Stored data:
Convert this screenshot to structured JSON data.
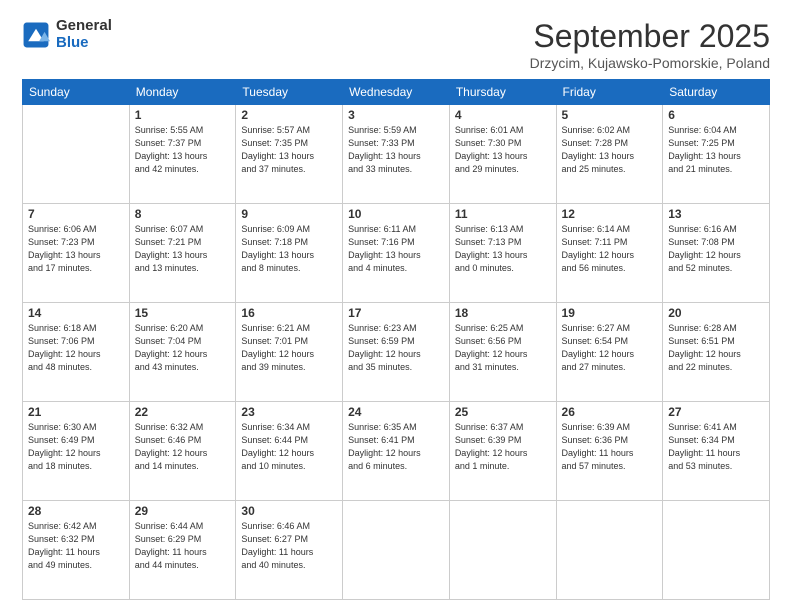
{
  "logo": {
    "general": "General",
    "blue": "Blue"
  },
  "header": {
    "month": "September 2025",
    "location": "Drzycim, Kujawsko-Pomorskie, Poland"
  },
  "weekdays": [
    "Sunday",
    "Monday",
    "Tuesday",
    "Wednesday",
    "Thursday",
    "Friday",
    "Saturday"
  ],
  "weeks": [
    [
      {
        "day": "",
        "info": ""
      },
      {
        "day": "1",
        "info": "Sunrise: 5:55 AM\nSunset: 7:37 PM\nDaylight: 13 hours\nand 42 minutes."
      },
      {
        "day": "2",
        "info": "Sunrise: 5:57 AM\nSunset: 7:35 PM\nDaylight: 13 hours\nand 37 minutes."
      },
      {
        "day": "3",
        "info": "Sunrise: 5:59 AM\nSunset: 7:33 PM\nDaylight: 13 hours\nand 33 minutes."
      },
      {
        "day": "4",
        "info": "Sunrise: 6:01 AM\nSunset: 7:30 PM\nDaylight: 13 hours\nand 29 minutes."
      },
      {
        "day": "5",
        "info": "Sunrise: 6:02 AM\nSunset: 7:28 PM\nDaylight: 13 hours\nand 25 minutes."
      },
      {
        "day": "6",
        "info": "Sunrise: 6:04 AM\nSunset: 7:25 PM\nDaylight: 13 hours\nand 21 minutes."
      }
    ],
    [
      {
        "day": "7",
        "info": "Sunrise: 6:06 AM\nSunset: 7:23 PM\nDaylight: 13 hours\nand 17 minutes."
      },
      {
        "day": "8",
        "info": "Sunrise: 6:07 AM\nSunset: 7:21 PM\nDaylight: 13 hours\nand 13 minutes."
      },
      {
        "day": "9",
        "info": "Sunrise: 6:09 AM\nSunset: 7:18 PM\nDaylight: 13 hours\nand 8 minutes."
      },
      {
        "day": "10",
        "info": "Sunrise: 6:11 AM\nSunset: 7:16 PM\nDaylight: 13 hours\nand 4 minutes."
      },
      {
        "day": "11",
        "info": "Sunrise: 6:13 AM\nSunset: 7:13 PM\nDaylight: 13 hours\nand 0 minutes."
      },
      {
        "day": "12",
        "info": "Sunrise: 6:14 AM\nSunset: 7:11 PM\nDaylight: 12 hours\nand 56 minutes."
      },
      {
        "day": "13",
        "info": "Sunrise: 6:16 AM\nSunset: 7:08 PM\nDaylight: 12 hours\nand 52 minutes."
      }
    ],
    [
      {
        "day": "14",
        "info": "Sunrise: 6:18 AM\nSunset: 7:06 PM\nDaylight: 12 hours\nand 48 minutes."
      },
      {
        "day": "15",
        "info": "Sunrise: 6:20 AM\nSunset: 7:04 PM\nDaylight: 12 hours\nand 43 minutes."
      },
      {
        "day": "16",
        "info": "Sunrise: 6:21 AM\nSunset: 7:01 PM\nDaylight: 12 hours\nand 39 minutes."
      },
      {
        "day": "17",
        "info": "Sunrise: 6:23 AM\nSunset: 6:59 PM\nDaylight: 12 hours\nand 35 minutes."
      },
      {
        "day": "18",
        "info": "Sunrise: 6:25 AM\nSunset: 6:56 PM\nDaylight: 12 hours\nand 31 minutes."
      },
      {
        "day": "19",
        "info": "Sunrise: 6:27 AM\nSunset: 6:54 PM\nDaylight: 12 hours\nand 27 minutes."
      },
      {
        "day": "20",
        "info": "Sunrise: 6:28 AM\nSunset: 6:51 PM\nDaylight: 12 hours\nand 22 minutes."
      }
    ],
    [
      {
        "day": "21",
        "info": "Sunrise: 6:30 AM\nSunset: 6:49 PM\nDaylight: 12 hours\nand 18 minutes."
      },
      {
        "day": "22",
        "info": "Sunrise: 6:32 AM\nSunset: 6:46 PM\nDaylight: 12 hours\nand 14 minutes."
      },
      {
        "day": "23",
        "info": "Sunrise: 6:34 AM\nSunset: 6:44 PM\nDaylight: 12 hours\nand 10 minutes."
      },
      {
        "day": "24",
        "info": "Sunrise: 6:35 AM\nSunset: 6:41 PM\nDaylight: 12 hours\nand 6 minutes."
      },
      {
        "day": "25",
        "info": "Sunrise: 6:37 AM\nSunset: 6:39 PM\nDaylight: 12 hours\nand 1 minute."
      },
      {
        "day": "26",
        "info": "Sunrise: 6:39 AM\nSunset: 6:36 PM\nDaylight: 11 hours\nand 57 minutes."
      },
      {
        "day": "27",
        "info": "Sunrise: 6:41 AM\nSunset: 6:34 PM\nDaylight: 11 hours\nand 53 minutes."
      }
    ],
    [
      {
        "day": "28",
        "info": "Sunrise: 6:42 AM\nSunset: 6:32 PM\nDaylight: 11 hours\nand 49 minutes."
      },
      {
        "day": "29",
        "info": "Sunrise: 6:44 AM\nSunset: 6:29 PM\nDaylight: 11 hours\nand 44 minutes."
      },
      {
        "day": "30",
        "info": "Sunrise: 6:46 AM\nSunset: 6:27 PM\nDaylight: 11 hours\nand 40 minutes."
      },
      {
        "day": "",
        "info": ""
      },
      {
        "day": "",
        "info": ""
      },
      {
        "day": "",
        "info": ""
      },
      {
        "day": "",
        "info": ""
      }
    ]
  ]
}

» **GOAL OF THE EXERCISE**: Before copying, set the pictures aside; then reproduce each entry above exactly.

» **ANSWER FOR THIS EXERCISE**:
Convert this screenshot to structured JSON data.
{
  "logo": {
    "general": "General",
    "blue": "Blue"
  },
  "header": {
    "month": "September 2025",
    "location": "Drzycim, Kujawsko-Pomorskie, Poland"
  },
  "weekdays": [
    "Sunday",
    "Monday",
    "Tuesday",
    "Wednesday",
    "Thursday",
    "Friday",
    "Saturday"
  ],
  "weeks": [
    [
      {
        "day": "",
        "info": ""
      },
      {
        "day": "1",
        "info": "Sunrise: 5:55 AM\nSunset: 7:37 PM\nDaylight: 13 hours\nand 42 minutes."
      },
      {
        "day": "2",
        "info": "Sunrise: 5:57 AM\nSunset: 7:35 PM\nDaylight: 13 hours\nand 37 minutes."
      },
      {
        "day": "3",
        "info": "Sunrise: 5:59 AM\nSunset: 7:33 PM\nDaylight: 13 hours\nand 33 minutes."
      },
      {
        "day": "4",
        "info": "Sunrise: 6:01 AM\nSunset: 7:30 PM\nDaylight: 13 hours\nand 29 minutes."
      },
      {
        "day": "5",
        "info": "Sunrise: 6:02 AM\nSunset: 7:28 PM\nDaylight: 13 hours\nand 25 minutes."
      },
      {
        "day": "6",
        "info": "Sunrise: 6:04 AM\nSunset: 7:25 PM\nDaylight: 13 hours\nand 21 minutes."
      }
    ],
    [
      {
        "day": "7",
        "info": "Sunrise: 6:06 AM\nSunset: 7:23 PM\nDaylight: 13 hours\nand 17 minutes."
      },
      {
        "day": "8",
        "info": "Sunrise: 6:07 AM\nSunset: 7:21 PM\nDaylight: 13 hours\nand 13 minutes."
      },
      {
        "day": "9",
        "info": "Sunrise: 6:09 AM\nSunset: 7:18 PM\nDaylight: 13 hours\nand 8 minutes."
      },
      {
        "day": "10",
        "info": "Sunrise: 6:11 AM\nSunset: 7:16 PM\nDaylight: 13 hours\nand 4 minutes."
      },
      {
        "day": "11",
        "info": "Sunrise: 6:13 AM\nSunset: 7:13 PM\nDaylight: 13 hours\nand 0 minutes."
      },
      {
        "day": "12",
        "info": "Sunrise: 6:14 AM\nSunset: 7:11 PM\nDaylight: 12 hours\nand 56 minutes."
      },
      {
        "day": "13",
        "info": "Sunrise: 6:16 AM\nSunset: 7:08 PM\nDaylight: 12 hours\nand 52 minutes."
      }
    ],
    [
      {
        "day": "14",
        "info": "Sunrise: 6:18 AM\nSunset: 7:06 PM\nDaylight: 12 hours\nand 48 minutes."
      },
      {
        "day": "15",
        "info": "Sunrise: 6:20 AM\nSunset: 7:04 PM\nDaylight: 12 hours\nand 43 minutes."
      },
      {
        "day": "16",
        "info": "Sunrise: 6:21 AM\nSunset: 7:01 PM\nDaylight: 12 hours\nand 39 minutes."
      },
      {
        "day": "17",
        "info": "Sunrise: 6:23 AM\nSunset: 6:59 PM\nDaylight: 12 hours\nand 35 minutes."
      },
      {
        "day": "18",
        "info": "Sunrise: 6:25 AM\nSunset: 6:56 PM\nDaylight: 12 hours\nand 31 minutes."
      },
      {
        "day": "19",
        "info": "Sunrise: 6:27 AM\nSunset: 6:54 PM\nDaylight: 12 hours\nand 27 minutes."
      },
      {
        "day": "20",
        "info": "Sunrise: 6:28 AM\nSunset: 6:51 PM\nDaylight: 12 hours\nand 22 minutes."
      }
    ],
    [
      {
        "day": "21",
        "info": "Sunrise: 6:30 AM\nSunset: 6:49 PM\nDaylight: 12 hours\nand 18 minutes."
      },
      {
        "day": "22",
        "info": "Sunrise: 6:32 AM\nSunset: 6:46 PM\nDaylight: 12 hours\nand 14 minutes."
      },
      {
        "day": "23",
        "info": "Sunrise: 6:34 AM\nSunset: 6:44 PM\nDaylight: 12 hours\nand 10 minutes."
      },
      {
        "day": "24",
        "info": "Sunrise: 6:35 AM\nSunset: 6:41 PM\nDaylight: 12 hours\nand 6 minutes."
      },
      {
        "day": "25",
        "info": "Sunrise: 6:37 AM\nSunset: 6:39 PM\nDaylight: 12 hours\nand 1 minute."
      },
      {
        "day": "26",
        "info": "Sunrise: 6:39 AM\nSunset: 6:36 PM\nDaylight: 11 hours\nand 57 minutes."
      },
      {
        "day": "27",
        "info": "Sunrise: 6:41 AM\nSunset: 6:34 PM\nDaylight: 11 hours\nand 53 minutes."
      }
    ],
    [
      {
        "day": "28",
        "info": "Sunrise: 6:42 AM\nSunset: 6:32 PM\nDaylight: 11 hours\nand 49 minutes."
      },
      {
        "day": "29",
        "info": "Sunrise: 6:44 AM\nSunset: 6:29 PM\nDaylight: 11 hours\nand 44 minutes."
      },
      {
        "day": "30",
        "info": "Sunrise: 6:46 AM\nSunset: 6:27 PM\nDaylight: 11 hours\nand 40 minutes."
      },
      {
        "day": "",
        "info": ""
      },
      {
        "day": "",
        "info": ""
      },
      {
        "day": "",
        "info": ""
      },
      {
        "day": "",
        "info": ""
      }
    ]
  ]
}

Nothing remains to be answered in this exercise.